╔══

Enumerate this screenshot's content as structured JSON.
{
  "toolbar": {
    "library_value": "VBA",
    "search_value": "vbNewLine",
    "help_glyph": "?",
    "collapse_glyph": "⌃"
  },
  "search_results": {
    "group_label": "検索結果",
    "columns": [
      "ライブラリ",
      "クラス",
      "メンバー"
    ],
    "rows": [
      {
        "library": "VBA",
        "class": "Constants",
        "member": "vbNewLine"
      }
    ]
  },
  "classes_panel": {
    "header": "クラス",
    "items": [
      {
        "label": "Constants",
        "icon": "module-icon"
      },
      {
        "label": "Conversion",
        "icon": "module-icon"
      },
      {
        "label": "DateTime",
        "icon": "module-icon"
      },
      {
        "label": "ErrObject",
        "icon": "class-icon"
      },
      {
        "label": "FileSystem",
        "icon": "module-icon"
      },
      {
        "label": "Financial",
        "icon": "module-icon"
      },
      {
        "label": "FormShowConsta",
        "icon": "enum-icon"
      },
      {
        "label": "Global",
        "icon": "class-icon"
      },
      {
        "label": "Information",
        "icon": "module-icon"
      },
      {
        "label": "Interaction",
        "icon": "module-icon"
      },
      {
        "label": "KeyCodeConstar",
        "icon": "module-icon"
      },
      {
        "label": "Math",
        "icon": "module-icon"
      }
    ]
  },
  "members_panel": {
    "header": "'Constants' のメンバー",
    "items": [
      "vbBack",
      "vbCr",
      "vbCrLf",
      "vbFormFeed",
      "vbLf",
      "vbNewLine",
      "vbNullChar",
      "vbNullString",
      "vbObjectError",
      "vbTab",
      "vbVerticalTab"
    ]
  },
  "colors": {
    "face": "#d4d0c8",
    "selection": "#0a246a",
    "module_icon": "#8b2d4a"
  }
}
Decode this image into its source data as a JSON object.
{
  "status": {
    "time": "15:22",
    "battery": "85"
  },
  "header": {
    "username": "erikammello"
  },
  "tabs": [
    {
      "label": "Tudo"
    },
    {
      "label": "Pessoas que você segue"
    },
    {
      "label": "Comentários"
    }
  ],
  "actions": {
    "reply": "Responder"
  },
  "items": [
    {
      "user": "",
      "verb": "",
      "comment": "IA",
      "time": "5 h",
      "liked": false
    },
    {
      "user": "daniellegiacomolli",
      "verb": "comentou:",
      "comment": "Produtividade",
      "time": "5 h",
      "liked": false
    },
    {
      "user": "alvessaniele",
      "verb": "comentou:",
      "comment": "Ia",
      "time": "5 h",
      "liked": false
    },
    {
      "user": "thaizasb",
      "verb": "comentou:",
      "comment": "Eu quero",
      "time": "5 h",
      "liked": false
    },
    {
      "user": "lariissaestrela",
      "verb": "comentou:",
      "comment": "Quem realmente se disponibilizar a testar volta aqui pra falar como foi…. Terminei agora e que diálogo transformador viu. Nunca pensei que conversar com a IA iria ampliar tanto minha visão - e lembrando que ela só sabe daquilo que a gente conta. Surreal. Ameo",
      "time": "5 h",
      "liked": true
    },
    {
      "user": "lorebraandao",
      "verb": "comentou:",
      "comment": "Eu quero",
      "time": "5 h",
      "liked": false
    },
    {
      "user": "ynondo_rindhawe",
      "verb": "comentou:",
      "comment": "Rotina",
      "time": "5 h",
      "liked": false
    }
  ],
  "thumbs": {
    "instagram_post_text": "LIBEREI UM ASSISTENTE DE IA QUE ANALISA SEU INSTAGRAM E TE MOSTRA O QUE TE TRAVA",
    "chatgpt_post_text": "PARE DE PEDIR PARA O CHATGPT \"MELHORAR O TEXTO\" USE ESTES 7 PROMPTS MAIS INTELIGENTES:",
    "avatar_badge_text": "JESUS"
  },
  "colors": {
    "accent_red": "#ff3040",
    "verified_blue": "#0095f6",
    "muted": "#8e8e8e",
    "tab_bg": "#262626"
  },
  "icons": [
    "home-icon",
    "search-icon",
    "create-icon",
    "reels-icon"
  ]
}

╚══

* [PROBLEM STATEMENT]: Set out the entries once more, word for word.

* [WORKED SOLUTION]:
Enumerate this screenshot's content as structured JSON.
{
  "toolbar": {
    "library_value": "VBA",
    "search_value": "vbNewLine",
    "help_glyph": "?",
    "collapse_glyph": "⌃"
  },
  "search_results": {
    "group_label": "検索結果",
    "columns": [
      "ライブラリ",
      "クラス",
      "メンバー"
    ],
    "rows": [
      {
        "library": "VBA",
        "class": "Constants",
        "member": "vbNewLine"
      }
    ]
  },
  "classes_panel": {
    "header": "クラス",
    "items": [
      {
        "label": "Constants",
        "icon": "module-icon"
      },
      {
        "label": "Conversion",
        "icon": "module-icon"
      },
      {
        "label": "DateTime",
        "icon": "module-icon"
      },
      {
        "label": "ErrObject",
        "icon": "class-icon"
      },
      {
        "label": "FileSystem",
        "icon": "module-icon"
      },
      {
        "label": "Financial",
        "icon": "module-icon"
      },
      {
        "label": "FormShowConsta",
        "icon": "enum-icon"
      },
      {
        "label": "Global",
        "icon": "class-icon"
      },
      {
        "label": "Information",
        "icon": "module-icon"
      },
      {
        "label": "Interaction",
        "icon": "module-icon"
      },
      {
        "label": "KeyCodeConstar",
        "icon": "module-icon"
      },
      {
        "label": "Math",
        "icon": "module-icon"
      }
    ]
  },
  "members_panel": {
    "header": "'Constants' のメンバー",
    "items": [
      "vbBack",
      "vbCr",
      "vbCrLf",
      "vbFormFeed",
      "vbLf",
      "vbNewLine",
      "vbNullChar",
      "vbNullString",
      "vbObjectError",
      "vbTab",
      "vbVerticalTab"
    ]
  },
  "colors": {
    "face": "#d4d0c8",
    "selection": "#0a246a",
    "module_icon": "#8b2d4a"
  }
}
Decode this image into its source data as a JSON object.
{
  "status": {
    "time": "15:22",
    "battery": "85"
  },
  "header": {
    "username": "erikammello"
  },
  "tabs": [
    {
      "label": "Tudo"
    },
    {
      "label": "Pessoas que você segue"
    },
    {
      "label": "Comentários"
    }
  ],
  "actions": {
    "reply": "Responder"
  },
  "items": [
    {
      "user": "",
      "verb": "",
      "comment": "IA",
      "time": "5 h",
      "liked": false
    },
    {
      "user": "daniellegiacomolli",
      "verb": "comentou:",
      "comment": "Produtividade",
      "time": "5 h",
      "liked": false
    },
    {
      "user": "alvessaniele",
      "verb": "comentou:",
      "comment": "Ia",
      "time": "5 h",
      "liked": false
    },
    {
      "user": "thaizasb",
      "verb": "comentou:",
      "comment": "Eu quero",
      "time": "5 h",
      "liked": false
    },
    {
      "user": "lariissaestrela",
      "verb": "comentou:",
      "comment": "Quem realmente se disponibilizar a testar volta aqui pra falar como foi…. Terminei agora e que diálogo transformador viu. Nunca pensei que conversar com a IA iria ampliar tanto minha visão - e lembrando que ela só sabe daquilo que a gente conta. Surreal. Ameo",
      "time": "5 h",
      "liked": true
    },
    {
      "user": "lorebraandao",
      "verb": "comentou:",
      "comment": "Eu quero",
      "time": "5 h",
      "liked": false
    },
    {
      "user": "ynondo_rindhawe",
      "verb": "comentou:",
      "comment": "Rotina",
      "time": "5 h",
      "liked": false
    }
  ],
  "thumbs": {
    "instagram_post_text": "LIBEREI UM ASSISTENTE DE IA QUE ANALISA SEU INSTAGRAM E TE MOSTRA O QUE TE TRAVA",
    "chatgpt_post_text": "PARE DE PEDIR PARA O CHATGPT \"MELHORAR O TEXTO\" USE ESTES 7 PROMPTS MAIS INTELIGENTES:",
    "avatar_badge_text": "JESUS"
  },
  "colors": {
    "accent_red": "#ff3040",
    "verified_blue": "#0095f6",
    "muted": "#8e8e8e",
    "tab_bg": "#262626"
  },
  "icons": [
    "home-icon",
    "search-icon",
    "create-icon",
    "reels-icon"
  ]
}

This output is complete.